Activity: Which lines of the records below contain the word "JSON"? Show each one.

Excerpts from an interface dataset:
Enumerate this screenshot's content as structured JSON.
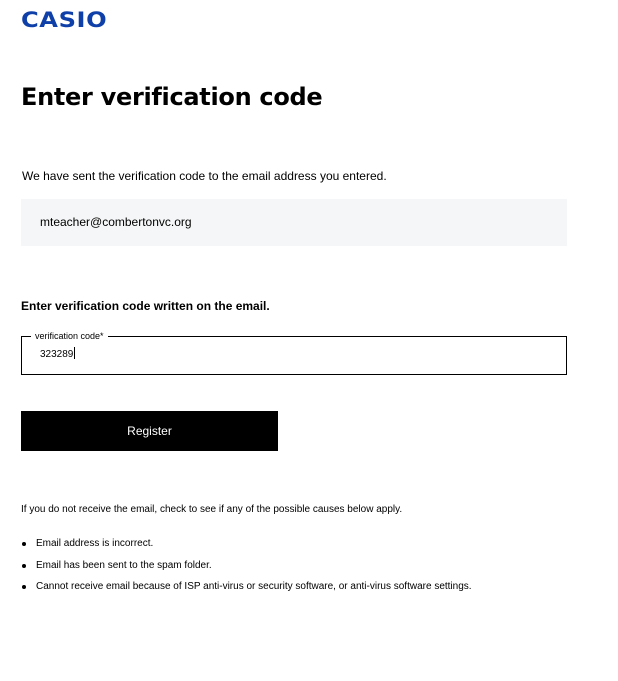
{
  "brand": {
    "logo_text": "CASIO",
    "color": "#0f3fa8"
  },
  "page": {
    "title": "Enter verification code",
    "sent_note": "We have sent the verification code to the email address you entered.",
    "email": "mteacher@combertonvc.org",
    "instruction": "Enter verification code written on the email."
  },
  "form": {
    "code_label": "verification code*",
    "code_value": "323289",
    "register_label": "Register"
  },
  "help": {
    "intro": "If you do not receive the email, check to see if any of the possible causes below apply.",
    "causes": [
      "Email address is incorrect.",
      "Email has been sent to the spam folder.",
      "Cannot receive email because of ISP anti-virus or security software, or anti-virus software settings."
    ]
  }
}
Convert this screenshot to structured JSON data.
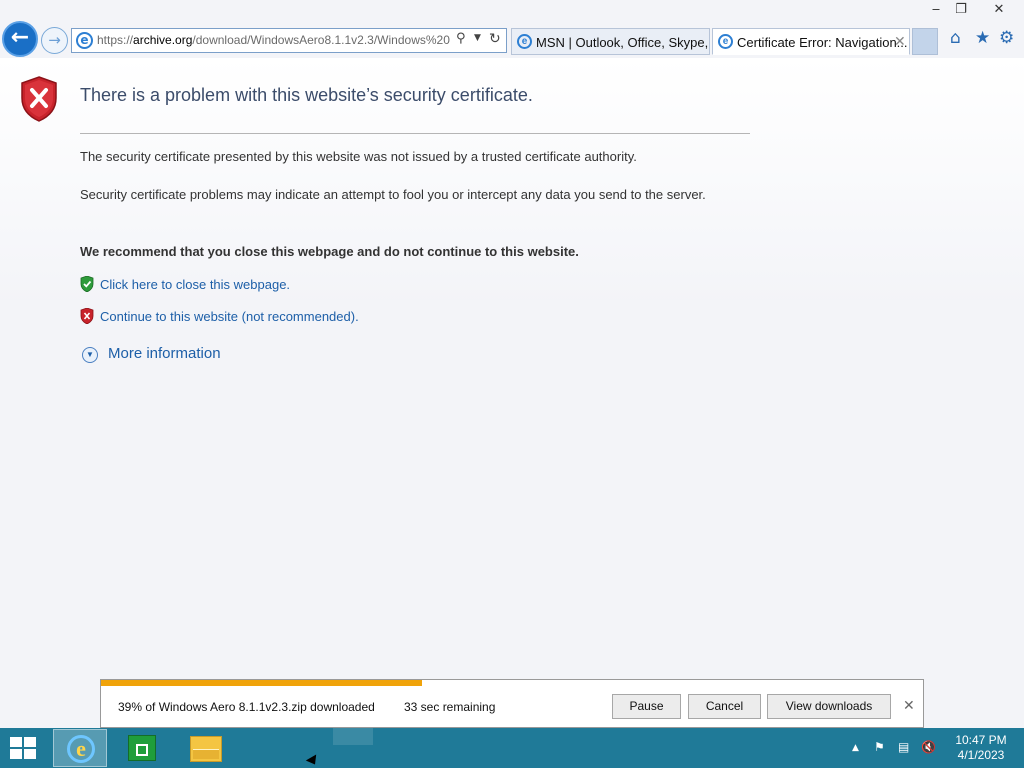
{
  "window": {
    "minimize_glyph": "‒",
    "restore_glyph": "❐",
    "close_glyph": "✕"
  },
  "nav": {
    "back_glyph": "←",
    "forward_glyph": "→"
  },
  "address": {
    "scheme": "https://",
    "host": "archive.org",
    "path": "/download/WindowsAero8.1.1v2.3/Windows%20",
    "search_glyph": "⚲",
    "dropdown_glyph": "▼",
    "refresh_glyph": "↻"
  },
  "tabs": [
    {
      "label": "MSN | Outlook, Office, Skype, ...",
      "icon": "ie-page-icon"
    },
    {
      "label": "Certificate Error: Navigation...",
      "icon": "ie-page-icon",
      "close_glyph": "✕",
      "active": true
    }
  ],
  "toolbar": {
    "home_glyph": "⌂",
    "favorites_glyph": "★",
    "tools_glyph": "⚙"
  },
  "page": {
    "title": "There is a problem with this website’s security certificate.",
    "para1": "The security certificate presented by this website was not issued by a trusted certificate authority.",
    "para2": "Security certificate problems may indicate an attempt to fool you or intercept any data you send to the server.",
    "recommend": "We recommend that you close this webpage and do not continue to this website.",
    "close_link": "Click here to close this webpage.",
    "continue_link": "Continue to this website (not recommended).",
    "more_info": "More information"
  },
  "download": {
    "status": "39% of Windows Aero 8.1.1v2.3.zip downloaded",
    "remaining": "33 sec remaining",
    "progress_fraction": 0.39,
    "pause_label": "Pause",
    "cancel_label": "Cancel",
    "view_label": "View downloads",
    "close_glyph": "✕"
  },
  "taskbar": {
    "ie_glyph": "e",
    "tray_up_glyph": "▲",
    "tray_flag_glyph": "⚑",
    "tray_net_glyph": "▤",
    "tray_vol_glyph": "🔇",
    "time": "10:47 PM",
    "date": "4/1/2023"
  },
  "colors": {
    "accent": "#1a6fc6",
    "link": "#1d5fa8",
    "progress": "#f0a30a",
    "taskbar": "#1f7a98"
  }
}
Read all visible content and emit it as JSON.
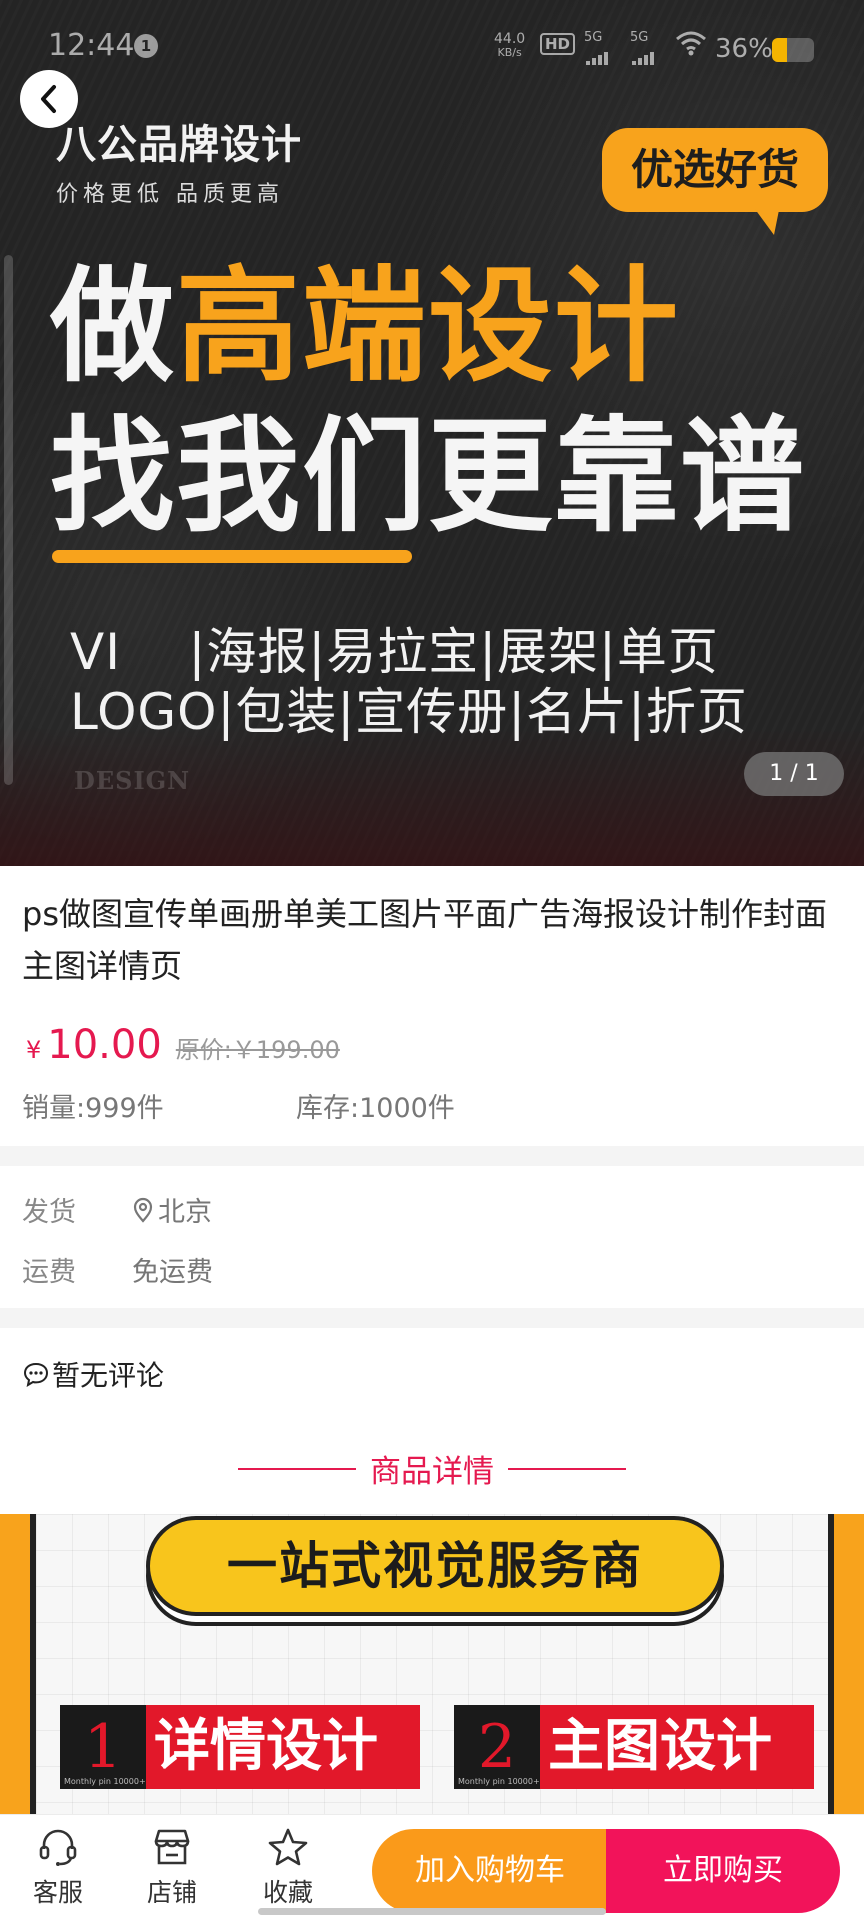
{
  "status_bar": {
    "time": "12:44",
    "notification_count": "1",
    "net_speed_value": "44.0",
    "net_speed_unit": "KB/s",
    "hd_label": "HD",
    "signal_1": "5G",
    "signal_2": "5G",
    "battery_pct": "36%",
    "battery_level": 0.36
  },
  "banner": {
    "brand_name": "八公品牌设计",
    "brand_slogan": "价格更低  品质更高",
    "bubble": "优选好货",
    "headline_1_white": "做",
    "headline_1_orange": "高端设计",
    "headline_2": "找我们更靠谱",
    "services_line_1": "VI    |海报|易拉宝|展架|单页",
    "services_line_2": "LOGO|包装|宣传册|名片|折页",
    "watermark": "DESIGN",
    "page_indicator": "1 / 1"
  },
  "product": {
    "title": "ps做图宣传单画册单美工图片平面广告海报设计制作封面主图详情页",
    "price_symbol": "¥",
    "price": "10.00",
    "original_price": "原价:￥199.00",
    "sales": "销量:999件",
    "stock": "库存:1000件"
  },
  "shipping": {
    "ship_label": "发货",
    "ship_value": "北京",
    "fee_label": "运费",
    "fee_value": "免运费"
  },
  "comments": {
    "text": "暂无评论"
  },
  "detail": {
    "header": "商品详情",
    "pill_text": "一站式视觉服务商",
    "tag_1_num": "1",
    "tag_1_text": "详情设计",
    "tag_2_num": "2",
    "tag_2_text": "主图设计",
    "tag_small": "Monthly pin 10000+"
  },
  "bottom_bar": {
    "service_label": "客服",
    "shop_label": "店铺",
    "favorite_label": "收藏",
    "cart_button": "加入购物车",
    "buy_button": "立即购买"
  },
  "colors": {
    "accent_red": "#e5194f",
    "accent_orange": "#f8a31c",
    "cart_orange": "#fa9a1a",
    "buy_pink": "#f2135a"
  }
}
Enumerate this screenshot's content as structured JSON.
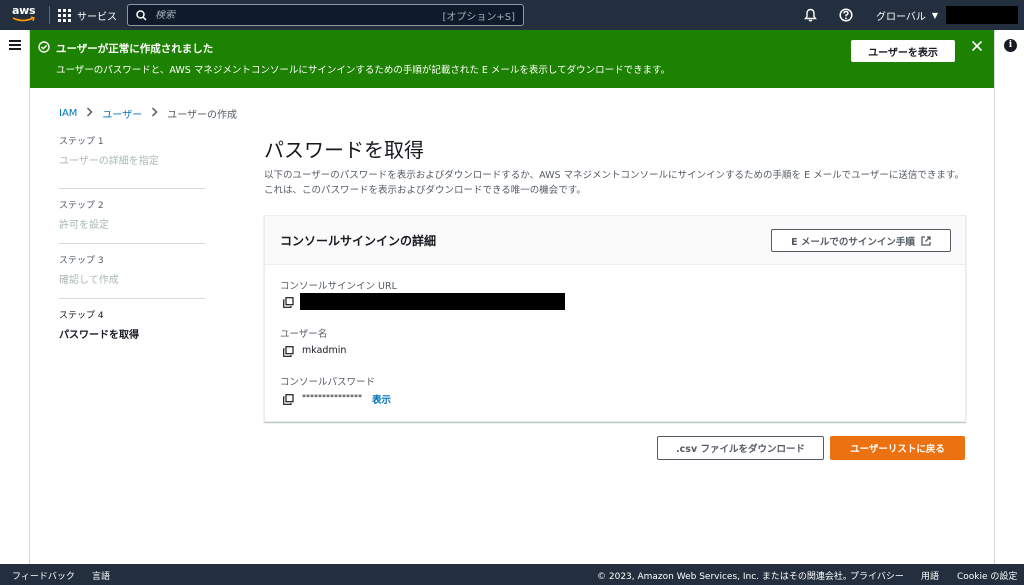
{
  "topnav": {
    "logo_text": "aws",
    "services_label": "サービス",
    "search_placeholder": "検索",
    "search_shortcut": "[オプション+S]",
    "region_label": "グローバル"
  },
  "flash": {
    "title": "ユーザーが正常に作成されました",
    "message": "ユーザーのパスワードと、AWS マネジメントコンソールにサインインするための手順が記載された E メールを表示してダウンロードできます。",
    "view_user_button": "ユーザーを表示"
  },
  "breadcrumb": {
    "items": [
      "IAM",
      "ユーザー"
    ],
    "current": "ユーザーの作成"
  },
  "steps": [
    {
      "num": "ステップ 1",
      "label": "ユーザーの詳細を指定"
    },
    {
      "num": "ステップ 2",
      "label": "許可を設定"
    },
    {
      "num": "ステップ 3",
      "label": "確認して作成"
    },
    {
      "num": "ステップ 4",
      "label": "パスワードを取得"
    }
  ],
  "main": {
    "title": "パスワードを取得",
    "description": "以下のユーザーのパスワードを表示およびダウンロードするか、AWS マネジメントコンソールにサインインするための手順を E メールでユーザーに送信できます。これは、このパスワードを表示およびダウンロードできる唯一の機会です。"
  },
  "panel": {
    "title": "コンソールサインインの詳細",
    "email_button": "E メールでのサインイン手順",
    "url_label": "コンソールサインイン URL",
    "username_label": "ユーザー名",
    "username_value": "mkadmin",
    "password_label": "コンソールパスワード",
    "password_value": "***************",
    "show_link": "表示"
  },
  "actions": {
    "download_csv": ".csv ファイルをダウンロード",
    "back_to_list": "ユーザーリストに戻る"
  },
  "footer": {
    "feedback": "フィードバック",
    "language": "言語",
    "copyright": "© 2023, Amazon Web Services, Inc. またはその関連会社。",
    "privacy": "プライバシー",
    "terms": "用語",
    "cookie": "Cookie の設定"
  },
  "colors": {
    "nav_bg": "#232f3e",
    "success_green": "#1d8102",
    "link_blue": "#0073bb",
    "primary_orange": "#ec7211"
  }
}
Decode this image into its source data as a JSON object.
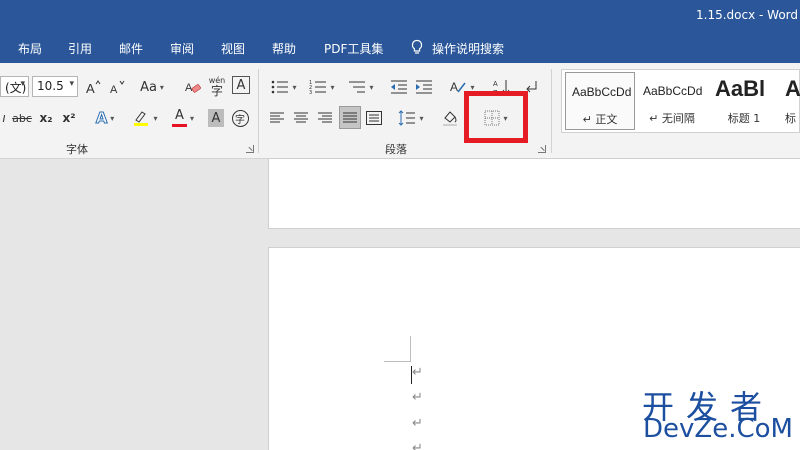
{
  "title_bar": {
    "document": "1.15.docx  -  Word"
  },
  "menu": {
    "tabs": [
      "布局",
      "引用",
      "邮件",
      "审阅",
      "视图",
      "帮助",
      "PDF工具集"
    ],
    "tell_me": "操作说明搜索"
  },
  "font_group": {
    "font_name": "(文)",
    "font_size": "10.5",
    "label": "字体",
    "change_case": "Aa",
    "phonetic_top": "wén",
    "phonetic_bottom": "字",
    "border_char": "A",
    "strike": "abc",
    "subscript": "x₂",
    "superscript": "x²",
    "effects": "A",
    "font_color": "A",
    "shade_char": "A",
    "enclose_char": "字",
    "highlight_color": "#ffff00",
    "font_color_bar": "#e81123"
  },
  "paragraph_group": {
    "label": "段落"
  },
  "styles": {
    "items": [
      {
        "preview": "AaBbCcDd",
        "name": "正文"
      },
      {
        "preview": "AaBbCcDd",
        "name": "无间隔"
      },
      {
        "preview": "AaBl",
        "name": "标题 1"
      },
      {
        "preview": "A",
        "name": "标"
      }
    ]
  },
  "document": {
    "paragraph_marks": [
      "↵",
      "↵",
      "↵",
      "↵"
    ]
  },
  "watermark": {
    "line1": "开发者",
    "line2": "DevZe.CoM"
  },
  "colors": {
    "accent": "#2b579a",
    "highlight_box": "#e61c24",
    "watermark": "#1d4fa0"
  }
}
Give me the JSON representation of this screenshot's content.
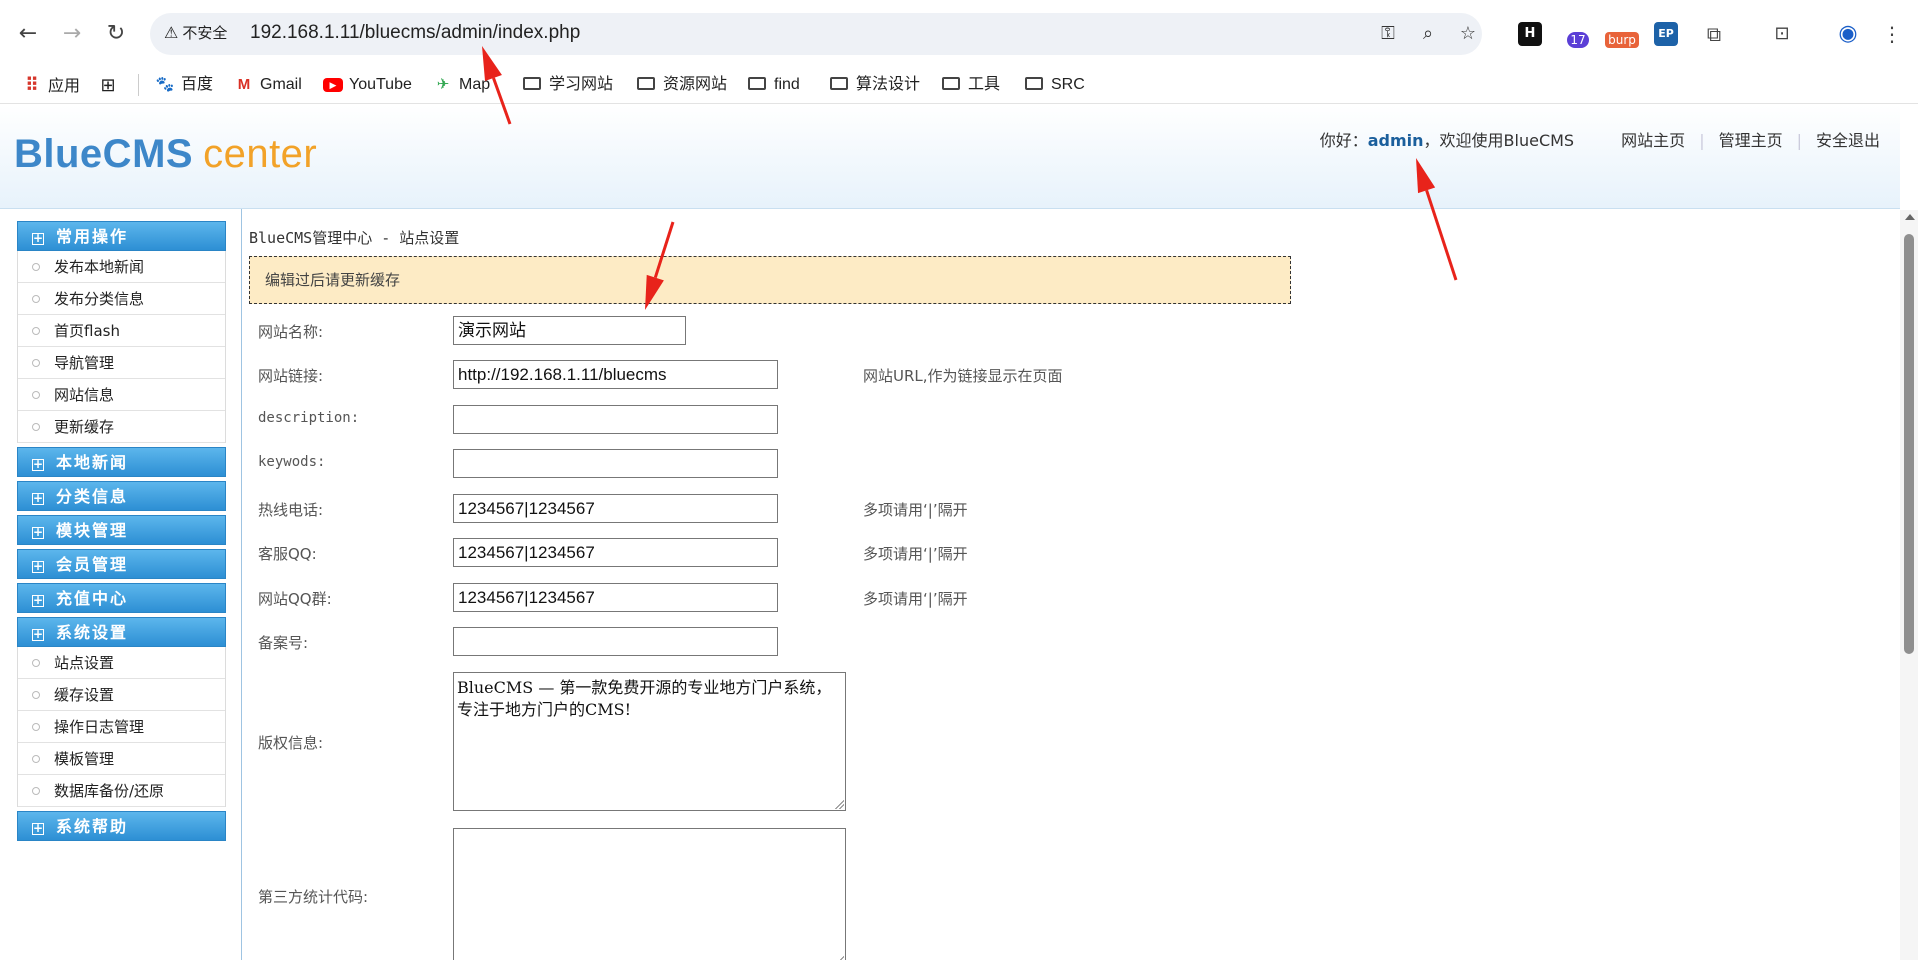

Your response:
Enumerate this screenshot's content as structured JSON.
Convert this screenshot to structured JSON data.
Read all visible content and emit it as JSON.
Enumerate this screenshot's content as structured JSON.
Decode this image into its source data as a JSON object.
Give me the JSON representation of this screenshot's content.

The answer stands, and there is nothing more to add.